Related Reading: Managing Remote Teams: 4 Best Practices Used By Successful Remote Teams

How to overcome this hybrid work challenge: We recommend investing in a tech stack that supports agile project management, real-time communication and full visibility of tasks and projects. For example, we recommend that small businesses already using Office tools like Word and Excel adopt the Microsoft 365 suite of workplace productivity tools, including web and mobile app versions of Word, Excel and Powerpoint, as well as Microsoft Teams, OneDrive and SharePoint.

When it comes to your office spaces, you can ensure all meeting rooms have the tech ready to connect with your organisation’s video conferencing software, whether it’s Microsoft Teams or Zoom.


While the Government has relaxed many of the pandemic restrictions in England (at the time of writing), the health risks posed by COVID-19 to office workers are still present.

Under the current Plan A measures:

  • Workers are no longer required to work from home, but employers are encouraged to work with employees to agree on a safe return to the workplace.
  • Face coverings are no longer required, but people are encouraged to wear a mask in crowded and enclosed spaces.
  • Venues and events are no longer required by law to check peoples’ NHS COVID Pass. This can still be done voluntarily, however.

In other words, employers are free to self-regulate and take action as they see fit.

How to overcome this hybrid work challenge: Software and technology offer a number of solutions to support a safe return to work. For example, Rakuten is working with Cisco to install the tech giant’s Meraki MVC smart cameras in its Japan headquarters.


The cloud-enabled smart cameras are designed to interface with switches, sensors and other Internet-of-Things devices, helping Rakuten manage space usage, avoid crowding and automate office facilities such as thermostat control.
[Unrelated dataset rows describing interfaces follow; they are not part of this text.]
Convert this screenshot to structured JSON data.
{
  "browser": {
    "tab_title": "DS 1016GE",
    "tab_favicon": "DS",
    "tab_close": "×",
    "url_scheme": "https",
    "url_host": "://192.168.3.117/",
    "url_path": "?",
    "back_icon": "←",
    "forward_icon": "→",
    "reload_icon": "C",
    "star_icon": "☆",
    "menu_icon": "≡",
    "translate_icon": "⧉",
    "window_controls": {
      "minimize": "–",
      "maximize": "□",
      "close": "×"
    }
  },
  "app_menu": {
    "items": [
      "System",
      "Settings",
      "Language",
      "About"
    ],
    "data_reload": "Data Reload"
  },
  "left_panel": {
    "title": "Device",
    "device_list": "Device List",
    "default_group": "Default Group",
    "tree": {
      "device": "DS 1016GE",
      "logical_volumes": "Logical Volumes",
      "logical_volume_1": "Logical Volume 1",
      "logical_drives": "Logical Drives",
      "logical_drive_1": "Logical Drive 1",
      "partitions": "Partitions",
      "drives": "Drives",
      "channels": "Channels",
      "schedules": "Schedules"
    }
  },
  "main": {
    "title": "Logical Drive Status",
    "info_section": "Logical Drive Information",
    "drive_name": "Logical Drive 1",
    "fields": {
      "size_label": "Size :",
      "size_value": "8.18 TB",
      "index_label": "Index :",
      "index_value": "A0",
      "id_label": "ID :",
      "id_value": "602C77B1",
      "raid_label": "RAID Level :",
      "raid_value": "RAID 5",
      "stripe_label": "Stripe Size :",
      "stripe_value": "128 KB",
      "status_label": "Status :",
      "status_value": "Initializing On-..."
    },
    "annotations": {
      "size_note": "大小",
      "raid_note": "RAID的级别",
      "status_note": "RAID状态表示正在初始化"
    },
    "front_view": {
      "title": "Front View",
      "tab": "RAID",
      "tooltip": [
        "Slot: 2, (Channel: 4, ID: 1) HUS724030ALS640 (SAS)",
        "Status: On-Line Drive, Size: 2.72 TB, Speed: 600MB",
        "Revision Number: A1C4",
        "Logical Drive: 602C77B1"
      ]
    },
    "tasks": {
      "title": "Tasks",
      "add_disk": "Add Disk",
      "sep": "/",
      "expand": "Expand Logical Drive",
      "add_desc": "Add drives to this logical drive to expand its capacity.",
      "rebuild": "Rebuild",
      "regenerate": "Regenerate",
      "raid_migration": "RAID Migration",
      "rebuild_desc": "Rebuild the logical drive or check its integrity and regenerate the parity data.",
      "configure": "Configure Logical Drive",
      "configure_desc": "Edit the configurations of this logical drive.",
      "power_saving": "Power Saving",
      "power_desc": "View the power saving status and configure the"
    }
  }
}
The same cyber security challenges hounding remote teams also put hybrid teams at risk.

In a study by cyber exposure company Tenable, 74% of business leaders attribute their recent wave of cyber attacks to weaknesses in technology implemented during the pandemic. Moreover, 80% said their organisations were more exposed to cyber threats due to the advent of remote work.

Related Reading: The Importance Of Cyber Security And The Cloud For Remote Teams

How to overcome this hybrid work challenge: Consider investing in cyber security services and accelerating your cloud maturity. While no computing environment is bulletproof, cloud computing environments are widely trusted, with 85% of global IT leaders believing the cloud to be just as and more secure than on-premise IT infrastructure.

google cloud

Image Source: Google Cloud

Cloud-based systems, such as SaaS software and cloud storage benefit from built-in encryption. This creates another layer of security, making it more difficult for attackers to use your data, even if they somehow get their hands on it — as any human-readable information will be incomprehensible.

Keeping your data and workloads in the cloud ensures that whether your employees work from home or the office, they’ll always have secure access to their applications and tools.


Hybrid working is by no means a new concept, but it’s quickly shaping up to be the new normal of work. While the pandemic has proven that remote work advocates were right all along, the office still has value. There is something to be said about face-to-face interactions and working in the same physical space.

What we know for sure is that organisations can benefit from trying new ways of working, whether it’s from shared public spaces or in the comfort of people’s homes. Whatever the case, businesses need the right tech infrastructure and support to make this new hybrid environment work.


At Optimising IT, our IT consultancy services include bespoke solutions and recommendations for remote and hybrid teams. We can work with your team to provide cyber security training, cloud services and Microsoft 365 licensing and support. Contact our team to schedule a FREE IT review of your tech stack today.

Climate Conscious IT

In short – it’s ‘IT for Good’. You can choose to offset your workforce’s carbon now, plan to offset their carbon in future, or do both for maximum impact.

Stay social

Latest post

Sharing is caring: